- PROBLEM REQUIREMENTS -
Please copy all of the records exactly, leaving nothing out.

● ● ● ●

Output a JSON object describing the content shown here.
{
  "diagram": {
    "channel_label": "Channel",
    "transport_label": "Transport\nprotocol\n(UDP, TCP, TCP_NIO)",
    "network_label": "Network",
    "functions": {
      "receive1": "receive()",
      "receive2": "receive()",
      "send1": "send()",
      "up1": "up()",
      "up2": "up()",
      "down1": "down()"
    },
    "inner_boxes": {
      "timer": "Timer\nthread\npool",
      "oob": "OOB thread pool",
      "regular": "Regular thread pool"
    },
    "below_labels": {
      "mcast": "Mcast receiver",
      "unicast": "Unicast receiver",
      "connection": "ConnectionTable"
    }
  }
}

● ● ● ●

- ANSWER SECTION -
Output a JSON object describing the content shown here.
{
  "diagram": {
    "channel_label": "Channel",
    "transport_label": "Transport\nprotocol\n(UDP, TCP, TCP_NIO)",
    "network_label": "Network",
    "functions": {
      "receive1": "receive()",
      "receive2": "receive()",
      "send1": "send()",
      "up1": "up()",
      "up2": "up()",
      "down1": "down()"
    },
    "inner_boxes": {
      "timer": "Timer\nthread\npool",
      "oob": "OOB thread pool",
      "regular": "Regular thread pool"
    },
    "below_labels": {
      "mcast": "Mcast receiver",
      "unicast": "Unicast receiver",
      "connection": "ConnectionTable"
    }
  }
}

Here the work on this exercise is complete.